“What will happen is that we’ll take over more and more of those daily roles, and make it harder to justify taking out a big camera. That’s already happened with the compact camera market. I think we’re looking at about 18 months to two years until that lens barrier begins breaking down and it becomes much harder to justify buying a dedicated camera outside of specialist or nostalgia reasons.”
To really reach that level, smartphones will need to boast one big feature that fully-fledged cameras have as standard: optical zooming. Some manufacturers have toyed with implementing zooming lenses into a smartphone before, but the tech needs to be refined. And Symon asserts that it’s only a matter of time:
“Optical zooming in a smartphone is not too far off at all for HTC.”
“Optical zooming in a smartphone is not too far off at all for HTC. I can’t give too much away, but within 12-18 months we’ll see huge advances in phone optics. That’s why we don’t necessarily believe in doing a high-resolution, photo enlarging solution.
“Currently, if you want to make a really good job of taking a photo that you blow up wall-size, use a real camera.
“Everyone wants optical zooming, and that’s on the horizon. We’re trying to match the performance of dedicated cameras where one piece of glass inside it costs £3000 alone. We’re never going to match that in the short term but we are getting towards those effects.
“Two years ago I would have said that phones will never replace DSLRs. Now I’m not so sure. I think there’ll always be a role for a dedicated camera, like for sports etc., but I think you’ll see the gap closing. Those cameras will become more specialised out of necessity – they can’t match the brain power that we can put into a phone.”
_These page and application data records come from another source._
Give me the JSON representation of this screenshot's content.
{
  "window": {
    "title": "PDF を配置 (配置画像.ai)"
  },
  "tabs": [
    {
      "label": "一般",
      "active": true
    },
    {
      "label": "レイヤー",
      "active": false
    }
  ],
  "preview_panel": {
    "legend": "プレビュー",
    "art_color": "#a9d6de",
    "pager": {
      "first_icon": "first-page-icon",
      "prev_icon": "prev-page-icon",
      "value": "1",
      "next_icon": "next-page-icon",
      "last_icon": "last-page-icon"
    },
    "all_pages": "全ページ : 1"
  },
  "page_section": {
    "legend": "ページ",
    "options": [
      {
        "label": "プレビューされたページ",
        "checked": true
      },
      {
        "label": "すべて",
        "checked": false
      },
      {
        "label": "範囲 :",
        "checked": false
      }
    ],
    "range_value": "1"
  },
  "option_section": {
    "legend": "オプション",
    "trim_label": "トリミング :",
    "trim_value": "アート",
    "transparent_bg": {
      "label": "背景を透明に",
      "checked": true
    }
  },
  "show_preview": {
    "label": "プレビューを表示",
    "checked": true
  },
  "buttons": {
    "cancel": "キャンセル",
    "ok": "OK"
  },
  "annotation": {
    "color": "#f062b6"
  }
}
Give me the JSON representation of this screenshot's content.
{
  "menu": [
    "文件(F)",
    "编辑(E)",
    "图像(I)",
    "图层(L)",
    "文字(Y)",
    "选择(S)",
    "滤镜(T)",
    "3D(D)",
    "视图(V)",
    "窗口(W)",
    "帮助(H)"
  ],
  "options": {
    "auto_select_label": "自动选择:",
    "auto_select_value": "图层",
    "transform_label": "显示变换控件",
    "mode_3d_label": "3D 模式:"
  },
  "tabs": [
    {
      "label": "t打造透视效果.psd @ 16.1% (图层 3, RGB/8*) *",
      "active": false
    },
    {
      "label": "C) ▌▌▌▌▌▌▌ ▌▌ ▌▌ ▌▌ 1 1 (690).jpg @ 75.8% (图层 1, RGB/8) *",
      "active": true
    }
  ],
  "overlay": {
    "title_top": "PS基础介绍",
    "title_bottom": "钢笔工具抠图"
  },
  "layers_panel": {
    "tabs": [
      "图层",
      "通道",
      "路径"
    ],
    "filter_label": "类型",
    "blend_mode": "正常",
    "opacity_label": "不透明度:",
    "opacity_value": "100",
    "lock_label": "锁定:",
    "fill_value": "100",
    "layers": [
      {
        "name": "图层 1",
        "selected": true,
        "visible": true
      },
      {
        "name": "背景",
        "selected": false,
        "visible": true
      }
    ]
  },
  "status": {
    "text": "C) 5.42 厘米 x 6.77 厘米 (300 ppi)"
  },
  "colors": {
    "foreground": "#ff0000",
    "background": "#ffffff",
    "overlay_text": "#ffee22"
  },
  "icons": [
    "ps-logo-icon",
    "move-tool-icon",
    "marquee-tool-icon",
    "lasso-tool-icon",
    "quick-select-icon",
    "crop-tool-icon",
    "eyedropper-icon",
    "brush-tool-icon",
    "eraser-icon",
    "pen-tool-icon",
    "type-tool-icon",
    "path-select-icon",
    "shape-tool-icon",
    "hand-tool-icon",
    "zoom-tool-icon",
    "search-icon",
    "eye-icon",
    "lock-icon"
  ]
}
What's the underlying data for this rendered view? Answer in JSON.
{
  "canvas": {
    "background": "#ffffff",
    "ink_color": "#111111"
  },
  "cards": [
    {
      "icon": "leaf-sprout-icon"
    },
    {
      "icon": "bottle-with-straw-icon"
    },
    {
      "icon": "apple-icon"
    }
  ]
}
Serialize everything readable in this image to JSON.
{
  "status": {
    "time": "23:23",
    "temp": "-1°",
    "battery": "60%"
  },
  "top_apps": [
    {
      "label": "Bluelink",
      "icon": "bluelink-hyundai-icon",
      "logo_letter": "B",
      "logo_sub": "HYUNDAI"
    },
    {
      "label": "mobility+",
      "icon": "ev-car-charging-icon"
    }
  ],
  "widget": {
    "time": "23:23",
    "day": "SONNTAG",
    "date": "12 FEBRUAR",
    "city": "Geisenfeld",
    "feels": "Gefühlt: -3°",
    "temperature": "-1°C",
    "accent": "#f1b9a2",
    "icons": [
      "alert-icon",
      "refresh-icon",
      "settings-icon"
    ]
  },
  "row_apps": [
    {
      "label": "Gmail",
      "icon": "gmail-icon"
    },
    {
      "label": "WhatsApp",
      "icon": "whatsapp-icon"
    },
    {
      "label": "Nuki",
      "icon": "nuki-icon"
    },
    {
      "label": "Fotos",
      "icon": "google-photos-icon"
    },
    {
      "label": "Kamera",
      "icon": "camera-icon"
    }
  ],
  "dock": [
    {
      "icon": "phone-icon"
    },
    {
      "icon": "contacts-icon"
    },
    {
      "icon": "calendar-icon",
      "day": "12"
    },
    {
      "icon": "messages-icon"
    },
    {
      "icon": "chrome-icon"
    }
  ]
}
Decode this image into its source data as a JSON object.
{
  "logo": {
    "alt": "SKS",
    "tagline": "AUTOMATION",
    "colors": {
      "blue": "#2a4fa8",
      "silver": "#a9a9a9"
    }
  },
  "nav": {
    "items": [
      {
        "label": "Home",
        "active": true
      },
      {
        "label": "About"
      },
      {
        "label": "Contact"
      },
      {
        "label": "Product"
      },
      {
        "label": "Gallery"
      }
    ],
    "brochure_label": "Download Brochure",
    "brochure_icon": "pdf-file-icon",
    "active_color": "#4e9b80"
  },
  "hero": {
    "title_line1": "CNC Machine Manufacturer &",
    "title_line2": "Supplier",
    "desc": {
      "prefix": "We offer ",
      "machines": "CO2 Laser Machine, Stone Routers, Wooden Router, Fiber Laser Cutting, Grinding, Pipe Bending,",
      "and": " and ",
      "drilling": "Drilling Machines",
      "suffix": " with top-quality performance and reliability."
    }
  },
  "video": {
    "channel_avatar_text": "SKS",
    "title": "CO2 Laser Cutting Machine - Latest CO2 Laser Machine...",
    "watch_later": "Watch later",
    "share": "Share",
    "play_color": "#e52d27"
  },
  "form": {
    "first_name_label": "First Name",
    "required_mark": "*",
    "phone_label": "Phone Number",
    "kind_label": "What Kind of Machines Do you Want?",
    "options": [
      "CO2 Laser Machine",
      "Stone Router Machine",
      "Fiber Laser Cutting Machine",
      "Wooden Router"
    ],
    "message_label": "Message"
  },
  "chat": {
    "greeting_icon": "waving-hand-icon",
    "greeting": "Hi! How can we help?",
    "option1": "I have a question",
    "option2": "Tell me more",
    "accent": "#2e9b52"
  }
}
“But I don’t think the camera industry needs to feel totally threatened,” Symon says in closing. “What we’ll see is these things working more harmoniously together. Camera companies will start to embrace the ecosystem we have in phones, and the two will start working in partnerships.”
The future looks sharp… Will smartphones ever completely usurp dedicated cameras? Let us know your thoughts below. You can find out more about the HTC One (M8)’s UltraPixel sensor and Duo Camera here, and order yours here.